··· Information given ···
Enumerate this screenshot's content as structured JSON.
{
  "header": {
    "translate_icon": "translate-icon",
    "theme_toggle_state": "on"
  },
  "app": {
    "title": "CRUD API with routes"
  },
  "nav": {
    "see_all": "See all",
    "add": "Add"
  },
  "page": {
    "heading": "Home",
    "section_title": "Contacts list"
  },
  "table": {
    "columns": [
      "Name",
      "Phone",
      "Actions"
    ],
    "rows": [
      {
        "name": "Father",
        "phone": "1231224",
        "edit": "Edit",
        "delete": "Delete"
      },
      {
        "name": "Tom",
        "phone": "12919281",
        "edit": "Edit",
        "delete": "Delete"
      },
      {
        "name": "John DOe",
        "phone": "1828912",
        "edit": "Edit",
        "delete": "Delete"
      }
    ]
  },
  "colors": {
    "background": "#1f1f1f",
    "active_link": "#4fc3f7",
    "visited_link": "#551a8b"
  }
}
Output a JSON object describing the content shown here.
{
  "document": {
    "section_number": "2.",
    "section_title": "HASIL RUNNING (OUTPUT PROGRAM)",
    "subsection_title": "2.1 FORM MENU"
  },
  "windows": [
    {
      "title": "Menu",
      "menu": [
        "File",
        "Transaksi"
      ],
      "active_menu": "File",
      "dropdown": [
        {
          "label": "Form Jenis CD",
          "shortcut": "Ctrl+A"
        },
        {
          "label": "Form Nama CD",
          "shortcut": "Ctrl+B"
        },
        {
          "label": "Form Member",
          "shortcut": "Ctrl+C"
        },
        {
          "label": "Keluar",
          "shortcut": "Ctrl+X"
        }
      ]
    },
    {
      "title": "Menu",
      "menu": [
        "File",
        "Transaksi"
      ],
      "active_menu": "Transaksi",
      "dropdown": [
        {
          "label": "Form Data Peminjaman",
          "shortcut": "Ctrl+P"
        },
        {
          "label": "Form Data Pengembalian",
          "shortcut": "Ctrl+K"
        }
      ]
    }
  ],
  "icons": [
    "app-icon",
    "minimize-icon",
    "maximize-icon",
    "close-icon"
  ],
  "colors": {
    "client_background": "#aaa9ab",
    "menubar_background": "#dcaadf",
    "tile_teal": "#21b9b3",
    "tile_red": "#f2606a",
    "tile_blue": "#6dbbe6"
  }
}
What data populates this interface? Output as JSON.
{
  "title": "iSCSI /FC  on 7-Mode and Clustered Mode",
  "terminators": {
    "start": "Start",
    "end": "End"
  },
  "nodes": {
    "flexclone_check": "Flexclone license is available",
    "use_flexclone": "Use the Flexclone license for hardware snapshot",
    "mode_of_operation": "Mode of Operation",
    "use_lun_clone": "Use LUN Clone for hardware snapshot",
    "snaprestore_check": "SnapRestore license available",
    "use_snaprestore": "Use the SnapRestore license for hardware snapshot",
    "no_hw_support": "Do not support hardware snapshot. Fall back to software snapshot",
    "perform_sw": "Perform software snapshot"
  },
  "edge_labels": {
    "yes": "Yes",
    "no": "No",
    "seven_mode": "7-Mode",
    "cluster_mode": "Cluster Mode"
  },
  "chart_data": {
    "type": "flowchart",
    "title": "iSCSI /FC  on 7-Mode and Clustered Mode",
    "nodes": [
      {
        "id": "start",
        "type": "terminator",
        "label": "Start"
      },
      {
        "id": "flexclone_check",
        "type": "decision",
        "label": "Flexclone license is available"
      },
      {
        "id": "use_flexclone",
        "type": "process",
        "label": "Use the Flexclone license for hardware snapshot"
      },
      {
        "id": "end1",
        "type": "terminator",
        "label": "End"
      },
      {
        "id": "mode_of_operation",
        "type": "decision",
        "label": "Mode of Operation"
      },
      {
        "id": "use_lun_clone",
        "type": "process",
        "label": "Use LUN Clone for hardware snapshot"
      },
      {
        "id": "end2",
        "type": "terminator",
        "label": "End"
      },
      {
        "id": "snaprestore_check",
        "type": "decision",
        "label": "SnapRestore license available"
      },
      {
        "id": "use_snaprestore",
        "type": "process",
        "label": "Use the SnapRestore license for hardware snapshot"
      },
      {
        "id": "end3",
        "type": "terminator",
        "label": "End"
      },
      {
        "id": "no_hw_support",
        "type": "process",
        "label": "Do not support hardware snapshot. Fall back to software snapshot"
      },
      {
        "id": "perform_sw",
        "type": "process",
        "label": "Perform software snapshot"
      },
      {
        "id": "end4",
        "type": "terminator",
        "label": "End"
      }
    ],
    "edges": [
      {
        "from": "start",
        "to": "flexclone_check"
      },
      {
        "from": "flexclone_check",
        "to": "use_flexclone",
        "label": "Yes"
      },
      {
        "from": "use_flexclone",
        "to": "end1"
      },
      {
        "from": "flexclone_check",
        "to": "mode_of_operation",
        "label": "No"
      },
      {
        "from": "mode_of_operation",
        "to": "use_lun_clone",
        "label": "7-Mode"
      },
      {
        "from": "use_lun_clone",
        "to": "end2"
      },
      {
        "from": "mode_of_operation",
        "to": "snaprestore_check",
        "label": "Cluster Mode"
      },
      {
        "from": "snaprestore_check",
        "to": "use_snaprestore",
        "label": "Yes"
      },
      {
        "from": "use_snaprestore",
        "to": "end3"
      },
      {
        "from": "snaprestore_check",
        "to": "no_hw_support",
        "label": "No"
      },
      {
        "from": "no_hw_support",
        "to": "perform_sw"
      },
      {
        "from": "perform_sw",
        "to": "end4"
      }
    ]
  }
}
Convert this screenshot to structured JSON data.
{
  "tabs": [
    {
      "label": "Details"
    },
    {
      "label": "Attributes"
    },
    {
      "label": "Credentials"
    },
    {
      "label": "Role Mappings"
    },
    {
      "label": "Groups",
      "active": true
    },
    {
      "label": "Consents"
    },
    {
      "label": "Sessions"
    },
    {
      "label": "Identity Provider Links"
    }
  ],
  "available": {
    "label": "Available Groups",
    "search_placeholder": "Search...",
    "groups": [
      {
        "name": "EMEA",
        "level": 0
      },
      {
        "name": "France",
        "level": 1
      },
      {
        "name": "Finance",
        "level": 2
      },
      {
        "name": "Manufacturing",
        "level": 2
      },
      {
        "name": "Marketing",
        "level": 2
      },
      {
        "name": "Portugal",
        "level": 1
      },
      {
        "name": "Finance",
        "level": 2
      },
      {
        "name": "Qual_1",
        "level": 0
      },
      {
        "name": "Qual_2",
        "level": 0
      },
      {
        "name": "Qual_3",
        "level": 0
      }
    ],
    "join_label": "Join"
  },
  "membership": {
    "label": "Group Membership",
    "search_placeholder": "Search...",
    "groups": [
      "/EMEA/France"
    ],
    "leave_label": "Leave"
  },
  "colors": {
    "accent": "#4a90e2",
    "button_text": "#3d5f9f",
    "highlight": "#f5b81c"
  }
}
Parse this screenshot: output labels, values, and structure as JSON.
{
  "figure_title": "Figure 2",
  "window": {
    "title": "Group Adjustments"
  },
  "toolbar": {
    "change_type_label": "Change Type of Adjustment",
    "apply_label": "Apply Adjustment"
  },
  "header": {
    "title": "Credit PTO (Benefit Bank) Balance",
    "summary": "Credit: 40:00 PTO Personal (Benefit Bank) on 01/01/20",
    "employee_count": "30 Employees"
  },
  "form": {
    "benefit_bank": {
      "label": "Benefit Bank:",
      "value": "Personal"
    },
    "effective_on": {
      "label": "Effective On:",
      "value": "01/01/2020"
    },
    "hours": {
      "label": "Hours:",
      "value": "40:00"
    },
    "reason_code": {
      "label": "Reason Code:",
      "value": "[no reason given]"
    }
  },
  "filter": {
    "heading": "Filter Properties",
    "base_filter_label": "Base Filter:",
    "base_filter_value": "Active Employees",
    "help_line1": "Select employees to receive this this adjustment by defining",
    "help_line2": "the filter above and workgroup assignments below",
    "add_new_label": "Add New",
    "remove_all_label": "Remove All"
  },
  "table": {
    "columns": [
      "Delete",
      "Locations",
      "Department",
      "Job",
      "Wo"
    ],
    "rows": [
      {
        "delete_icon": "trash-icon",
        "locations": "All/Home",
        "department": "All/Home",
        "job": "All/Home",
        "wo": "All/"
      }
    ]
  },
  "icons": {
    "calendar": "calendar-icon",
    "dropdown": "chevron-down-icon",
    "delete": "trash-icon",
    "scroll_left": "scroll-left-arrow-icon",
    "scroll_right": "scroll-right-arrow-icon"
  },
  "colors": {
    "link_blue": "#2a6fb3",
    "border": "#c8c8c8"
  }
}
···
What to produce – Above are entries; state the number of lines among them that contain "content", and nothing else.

Result – 2